**TRY IT**: Set down all of the data that follows, keeping every character.

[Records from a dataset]
↓↓↓

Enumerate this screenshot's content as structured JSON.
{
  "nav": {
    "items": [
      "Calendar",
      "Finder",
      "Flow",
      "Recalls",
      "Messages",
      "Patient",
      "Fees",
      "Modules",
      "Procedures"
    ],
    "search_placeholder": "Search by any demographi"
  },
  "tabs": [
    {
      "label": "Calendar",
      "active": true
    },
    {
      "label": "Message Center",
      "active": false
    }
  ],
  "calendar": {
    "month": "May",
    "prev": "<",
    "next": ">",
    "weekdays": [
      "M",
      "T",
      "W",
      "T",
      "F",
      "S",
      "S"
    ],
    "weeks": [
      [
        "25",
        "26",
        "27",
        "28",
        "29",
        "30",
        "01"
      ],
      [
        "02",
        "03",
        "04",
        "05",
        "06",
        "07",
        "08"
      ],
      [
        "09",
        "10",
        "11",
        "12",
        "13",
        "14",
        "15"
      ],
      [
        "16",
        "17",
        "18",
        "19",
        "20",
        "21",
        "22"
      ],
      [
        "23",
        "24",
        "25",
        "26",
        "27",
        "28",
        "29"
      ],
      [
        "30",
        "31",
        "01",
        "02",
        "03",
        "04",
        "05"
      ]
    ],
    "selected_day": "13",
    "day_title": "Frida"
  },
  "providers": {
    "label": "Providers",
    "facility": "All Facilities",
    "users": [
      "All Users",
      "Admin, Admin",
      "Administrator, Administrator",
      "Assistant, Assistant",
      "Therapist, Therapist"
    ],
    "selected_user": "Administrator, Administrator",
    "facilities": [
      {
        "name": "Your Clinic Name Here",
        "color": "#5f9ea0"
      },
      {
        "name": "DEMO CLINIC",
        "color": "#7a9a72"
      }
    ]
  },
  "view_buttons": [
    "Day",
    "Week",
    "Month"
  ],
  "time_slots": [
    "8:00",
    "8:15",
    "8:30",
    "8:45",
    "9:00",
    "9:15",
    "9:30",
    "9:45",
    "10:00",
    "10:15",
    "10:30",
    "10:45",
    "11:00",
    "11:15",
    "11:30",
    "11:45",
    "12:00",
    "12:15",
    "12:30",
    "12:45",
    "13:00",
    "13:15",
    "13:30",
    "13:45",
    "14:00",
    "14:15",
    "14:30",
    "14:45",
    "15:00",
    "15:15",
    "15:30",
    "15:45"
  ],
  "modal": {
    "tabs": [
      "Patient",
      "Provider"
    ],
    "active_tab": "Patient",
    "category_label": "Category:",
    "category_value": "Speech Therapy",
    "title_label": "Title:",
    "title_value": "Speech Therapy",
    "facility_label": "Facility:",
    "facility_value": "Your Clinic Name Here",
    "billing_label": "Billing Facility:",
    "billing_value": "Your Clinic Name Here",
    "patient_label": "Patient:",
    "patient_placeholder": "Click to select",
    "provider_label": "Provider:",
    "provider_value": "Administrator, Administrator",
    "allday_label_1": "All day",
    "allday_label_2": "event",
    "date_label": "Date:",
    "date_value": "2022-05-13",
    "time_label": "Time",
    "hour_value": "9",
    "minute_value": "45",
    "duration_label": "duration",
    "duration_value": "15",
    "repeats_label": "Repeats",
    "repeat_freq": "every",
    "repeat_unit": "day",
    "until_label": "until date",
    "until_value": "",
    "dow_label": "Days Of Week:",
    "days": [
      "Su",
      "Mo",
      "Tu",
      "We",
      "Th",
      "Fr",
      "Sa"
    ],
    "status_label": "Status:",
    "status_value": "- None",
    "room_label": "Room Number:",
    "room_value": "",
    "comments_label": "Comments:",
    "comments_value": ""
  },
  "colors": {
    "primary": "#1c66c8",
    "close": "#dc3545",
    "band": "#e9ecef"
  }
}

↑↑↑

**RESPONSE TO THE EXERCISE**:
Enumerate this screenshot's content as structured JSON.
{
  "nav": {
    "items": [
      "Calendar",
      "Finder",
      "Flow",
      "Recalls",
      "Messages",
      "Patient",
      "Fees",
      "Modules",
      "Procedures"
    ],
    "search_placeholder": "Search by any demographi"
  },
  "tabs": [
    {
      "label": "Calendar",
      "active": true
    },
    {
      "label": "Message Center",
      "active": false
    }
  ],
  "calendar": {
    "month": "May",
    "prev": "<",
    "next": ">",
    "weekdays": [
      "M",
      "T",
      "W",
      "T",
      "F",
      "S",
      "S"
    ],
    "weeks": [
      [
        "25",
        "26",
        "27",
        "28",
        "29",
        "30",
        "01"
      ],
      [
        "02",
        "03",
        "04",
        "05",
        "06",
        "07",
        "08"
      ],
      [
        "09",
        "10",
        "11",
        "12",
        "13",
        "14",
        "15"
      ],
      [
        "16",
        "17",
        "18",
        "19",
        "20",
        "21",
        "22"
      ],
      [
        "23",
        "24",
        "25",
        "26",
        "27",
        "28",
        "29"
      ],
      [
        "30",
        "31",
        "01",
        "02",
        "03",
        "04",
        "05"
      ]
    ],
    "selected_day": "13",
    "day_title": "Frida"
  },
  "providers": {
    "label": "Providers",
    "facility": "All Facilities",
    "users": [
      "All Users",
      "Admin, Admin",
      "Administrator, Administrator",
      "Assistant, Assistant",
      "Therapist, Therapist"
    ],
    "selected_user": "Administrator, Administrator",
    "facilities": [
      {
        "name": "Your Clinic Name Here",
        "color": "#5f9ea0"
      },
      {
        "name": "DEMO CLINIC",
        "color": "#7a9a72"
      }
    ]
  },
  "view_buttons": [
    "Day",
    "Week",
    "Month"
  ],
  "time_slots": [
    "8:00",
    "8:15",
    "8:30",
    "8:45",
    "9:00",
    "9:15",
    "9:30",
    "9:45",
    "10:00",
    "10:15",
    "10:30",
    "10:45",
    "11:00",
    "11:15",
    "11:30",
    "11:45",
    "12:00",
    "12:15",
    "12:30",
    "12:45",
    "13:00",
    "13:15",
    "13:30",
    "13:45",
    "14:00",
    "14:15",
    "14:30",
    "14:45",
    "15:00",
    "15:15",
    "15:30",
    "15:45"
  ],
  "modal": {
    "tabs": [
      "Patient",
      "Provider"
    ],
    "active_tab": "Patient",
    "category_label": "Category:",
    "category_value": "Speech Therapy",
    "title_label": "Title:",
    "title_value": "Speech Therapy",
    "facility_label": "Facility:",
    "facility_value": "Your Clinic Name Here",
    "billing_label": "Billing Facility:",
    "billing_value": "Your Clinic Name Here",
    "patient_label": "Patient:",
    "patient_placeholder": "Click to select",
    "provider_label": "Provider:",
    "provider_value": "Administrator, Administrator",
    "allday_label_1": "All day",
    "allday_label_2": "event",
    "date_label": "Date:",
    "date_value": "2022-05-13",
    "time_label": "Time",
    "hour_value": "9",
    "minute_value": "45",
    "duration_label": "duration",
    "duration_value": "15",
    "repeats_label": "Repeats",
    "repeat_freq": "every",
    "repeat_unit": "day",
    "until_label": "until date",
    "until_value": "",
    "dow_label": "Days Of Week:",
    "days": [
      "Su",
      "Mo",
      "Tu",
      "We",
      "Th",
      "Fr",
      "Sa"
    ],
    "status_label": "Status:",
    "status_value": "- None",
    "room_label": "Room Number:",
    "room_value": "",
    "comments_label": "Comments:",
    "comments_value": ""
  },
  "colors": {
    "primary": "#1c66c8",
    "close": "#dc3545",
    "band": "#e9ecef"
  }
}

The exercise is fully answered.